Having everything easily accessible in a single destination also makes it possible for anyone on the project to get to that information at any time, architects and installers alike. Mistakes or errors can be easily identified and rectified, at all stages of development, and BIM data can even be used to see a building’s entire life cycle, from design to demolition.
4) How well is BIM fitting in to the industry? And what impact has it had on architects so far?
Last year, Competitive Advantage (specialists in construction research) produced the ‘Adoption of BIM by Architects 2015’ report, which compiled findings from 100 leading architectural practices on how they are using BIM, the kind of software they’re using it with and what they’re expecting from manufacturers.
The findings showed that as of 2015, only 37% of the architects could name a manufacturer that they believed provided the content and support they need to fully implement BIM. A huge 70% said they would be using BIM by 2019 for all of their projects, whereas around half of them believed they wouldn’t need it for all products.
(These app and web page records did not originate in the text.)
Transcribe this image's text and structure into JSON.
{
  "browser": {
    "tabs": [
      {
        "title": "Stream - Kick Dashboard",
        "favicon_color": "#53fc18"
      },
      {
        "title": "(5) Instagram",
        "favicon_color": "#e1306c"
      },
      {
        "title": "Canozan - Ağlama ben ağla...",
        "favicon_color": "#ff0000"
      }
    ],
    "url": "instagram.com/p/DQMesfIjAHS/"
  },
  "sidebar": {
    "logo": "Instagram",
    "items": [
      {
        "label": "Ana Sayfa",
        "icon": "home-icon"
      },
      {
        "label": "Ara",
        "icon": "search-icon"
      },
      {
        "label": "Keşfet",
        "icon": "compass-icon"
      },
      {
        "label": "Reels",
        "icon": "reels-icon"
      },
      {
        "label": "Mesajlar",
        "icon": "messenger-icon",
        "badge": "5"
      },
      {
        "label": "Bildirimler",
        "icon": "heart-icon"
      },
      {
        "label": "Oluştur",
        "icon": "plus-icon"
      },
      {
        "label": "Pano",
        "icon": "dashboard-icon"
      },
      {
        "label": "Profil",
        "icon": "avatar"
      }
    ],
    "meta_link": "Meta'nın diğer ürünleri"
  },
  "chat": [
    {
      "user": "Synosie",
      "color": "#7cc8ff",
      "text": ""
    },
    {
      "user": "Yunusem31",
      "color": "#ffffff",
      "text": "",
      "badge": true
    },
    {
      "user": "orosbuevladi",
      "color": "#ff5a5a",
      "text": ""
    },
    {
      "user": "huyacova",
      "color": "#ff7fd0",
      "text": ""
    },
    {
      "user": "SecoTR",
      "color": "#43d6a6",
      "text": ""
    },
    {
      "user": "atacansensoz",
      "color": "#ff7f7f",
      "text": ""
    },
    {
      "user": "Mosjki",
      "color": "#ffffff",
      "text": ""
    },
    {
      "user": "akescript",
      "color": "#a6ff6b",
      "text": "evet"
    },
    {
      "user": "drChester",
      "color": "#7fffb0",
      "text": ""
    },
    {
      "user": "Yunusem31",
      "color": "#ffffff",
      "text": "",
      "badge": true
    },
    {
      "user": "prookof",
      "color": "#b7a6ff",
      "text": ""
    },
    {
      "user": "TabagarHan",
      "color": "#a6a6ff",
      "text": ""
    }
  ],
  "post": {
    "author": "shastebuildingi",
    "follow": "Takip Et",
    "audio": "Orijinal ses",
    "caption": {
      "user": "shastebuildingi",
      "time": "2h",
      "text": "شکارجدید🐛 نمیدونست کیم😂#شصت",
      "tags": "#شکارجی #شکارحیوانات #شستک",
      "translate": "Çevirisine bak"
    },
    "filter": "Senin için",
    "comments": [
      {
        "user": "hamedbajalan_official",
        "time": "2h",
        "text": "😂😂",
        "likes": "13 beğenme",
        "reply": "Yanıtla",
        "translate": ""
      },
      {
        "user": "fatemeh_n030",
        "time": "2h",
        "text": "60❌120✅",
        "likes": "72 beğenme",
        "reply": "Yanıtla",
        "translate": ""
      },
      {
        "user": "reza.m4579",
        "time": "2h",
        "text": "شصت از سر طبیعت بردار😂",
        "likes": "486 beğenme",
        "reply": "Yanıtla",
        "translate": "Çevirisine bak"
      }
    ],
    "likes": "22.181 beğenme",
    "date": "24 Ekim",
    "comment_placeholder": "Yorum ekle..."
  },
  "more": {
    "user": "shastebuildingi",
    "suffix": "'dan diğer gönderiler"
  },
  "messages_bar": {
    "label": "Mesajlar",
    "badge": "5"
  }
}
In terms of where to look for BIM objects, most participants stated they’d look to the manufacturer’s website first, but that BIM hosting sites themselves would be the preferred place to source them.
And, 34% of the practices questioned believe that when BIM is used on a project, the contractor is more likely to stay with the specification.
These finding show that architects are getting ready to embrace BIM fully, and starting to explore their options – but that there’s a long way to go in the BIM supply chain before complete integration.
5) What is the future of BIM?
BIM is undoubtedly the future of construction, design and facility management. As technology continues to develop, and gains greater capacity for data and information, more and more aspects of the construction process will become digitised and BIM is just one example of that.
The UK Government have a strategy for the construction industry that plans to see lower costs, faster delivery, lower emissions and improvement in exports by 2025 to put the UK on the map when it comes to construction – and embracing the full potential of BIM is a fantastic way to start achieving these goals.
Has your company started researching or integrating BIM into their operations? How do you believe it will be used in the future? We would love to hear from you share your thoughts on our LinkedIn post, tweet us at @Sotech_ or comment below.